by Valerie Moloney - 331 Reviews - 96 List
Forget the ubiquitous Chinese egg rolls and try something different, the Filipino lumpia. As deep-fried appetizers go, the mini cigar-shaped, ground pork-stuffed rolls are about as addictive as they come. Buy them in bulk or enjoy them as starters at these five Filipino restaurants and grocers around Chicago. Trust us. You won't be able to eat just one.
Updated: April 22, 2009
If there is such a thing as a Filipino karaoke dive bar, this would be it. After belting out your renditions of Lionel Richie's "Say You, Say Me," reward yourself with a plate of Lumpia Shanghai, deep-fried to a golden brown; then wash them all down with a bottle of San Miguel. Now you're a real pinoy.
Like Uni-Mart, this cafeteria-cum-grocer has a huge following among Filipino nationals. The mom-and-pop cantina sticks to a limited menu that could change daily. With notice, owners will whip up some fresh lumpia, a healthy lettuce wrap packed with shrimp, beansprouts and carrots served with a side of oyster or soy vinegar sauce.

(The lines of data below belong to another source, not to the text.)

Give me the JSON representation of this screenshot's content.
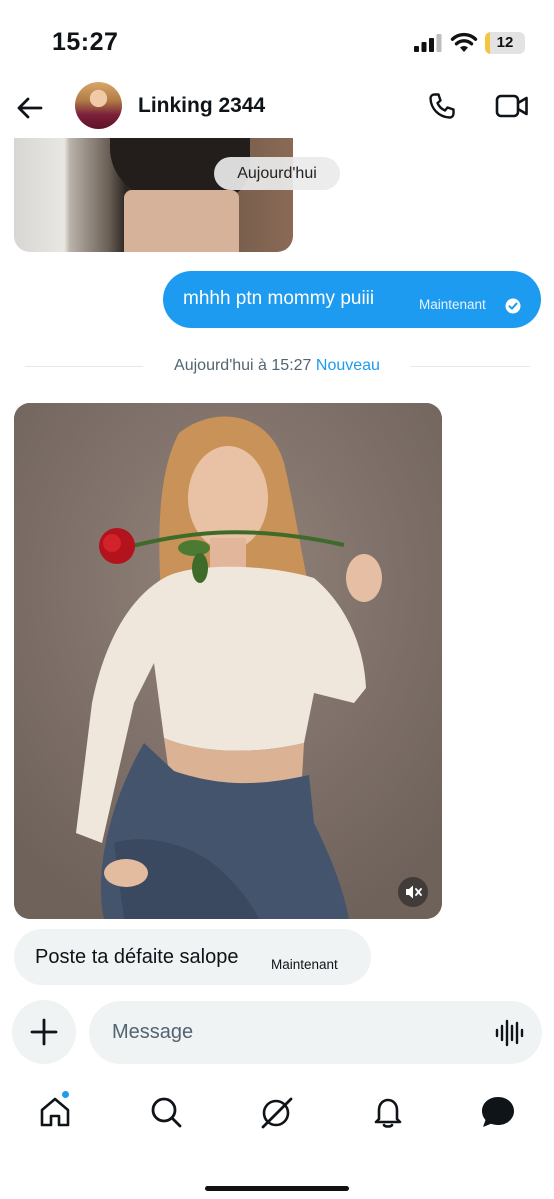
{
  "status_bar": {
    "time": "15:27",
    "battery_level": "12",
    "battery_fraction": 0.12
  },
  "header": {
    "contact_name": "Linking 2344"
  },
  "chat": {
    "day_separator": "Aujourd'hui",
    "outgoing": {
      "text": "mhhh ptn mommy puiii",
      "time": "Maintenant"
    },
    "unread_divider": {
      "label": "Aujourd'hui à 15:27",
      "new_label": "Nouveau"
    },
    "incoming": {
      "text": "Poste ta défaite salope",
      "time": "Maintenant"
    }
  },
  "composer": {
    "placeholder": "Message"
  },
  "nav": {
    "items": [
      "home-icon",
      "search-icon",
      "grok-icon",
      "notifications-icon",
      "messages-icon"
    ]
  },
  "colors": {
    "accent": "#1d9bf0",
    "bubble_incoming": "#eff3f4",
    "text_secondary": "#536471"
  }
}
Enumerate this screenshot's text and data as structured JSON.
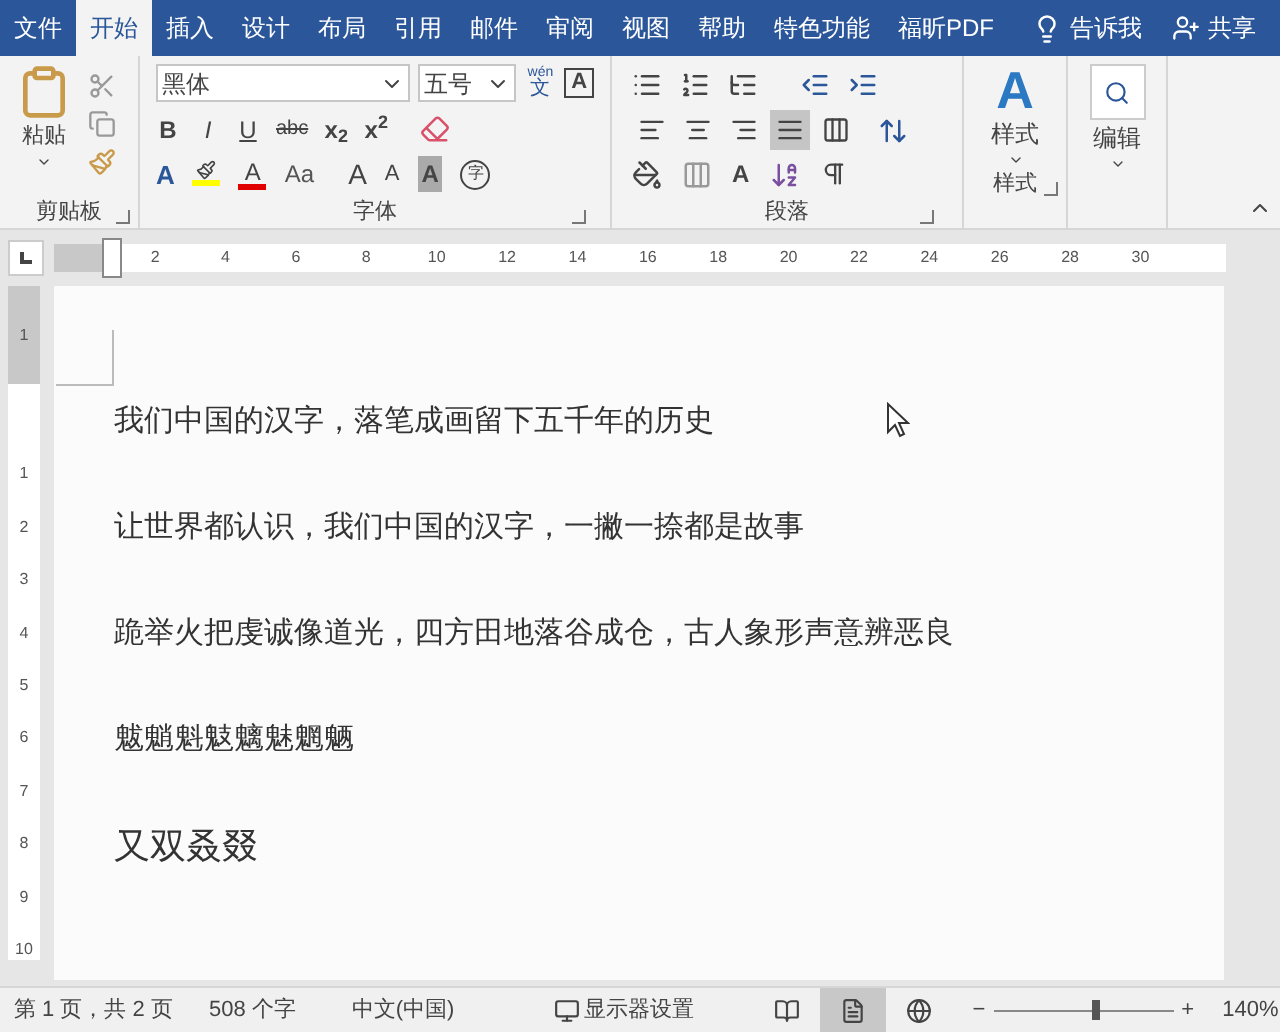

For a twist on traditional appetizers and swift cleanup, order 100 of these badboys (just $25) and watch as the guests come back for not one or two more, but 10. This Albany Park restaurant sells them for just $25. Pop the petite meat rolls open, enjoy the crackle in your mouth and wonder where they've been all your life. A platter of these beats a bag of Doritos.
While it's true that Filipino food favors carnivores, vegetarians can still indulge in an eggroll all their own at this strip mall restaurant in Niles. Crunchy on the outside and soft on the inside with carrot slivers, sweet mushrooms and french beans, this meatless version isn't missing any flavor. Just dip it into chili sauce and presto.
There's always a batch of the crispy, flaky, pork-filled pastries in the back of this Andersonville food mart, a cafeteria-style setup of basics like adobo and oxtail stew. If you're new to lumpia, make sure to grab a jar of tangy sweet and sour sauce for dipping. You'll notice that the first-generation Filipinos don't even go back to that section, but only because they prefer to buy their own wrappers (Check the freezer on the left hand side) and stock up on groceries, fresh seafood and vegetables. Warning: Rolling lumpia takes hours, so unless you're willing to get your hands immersed in egg whites for an afternoon, don't even think about it.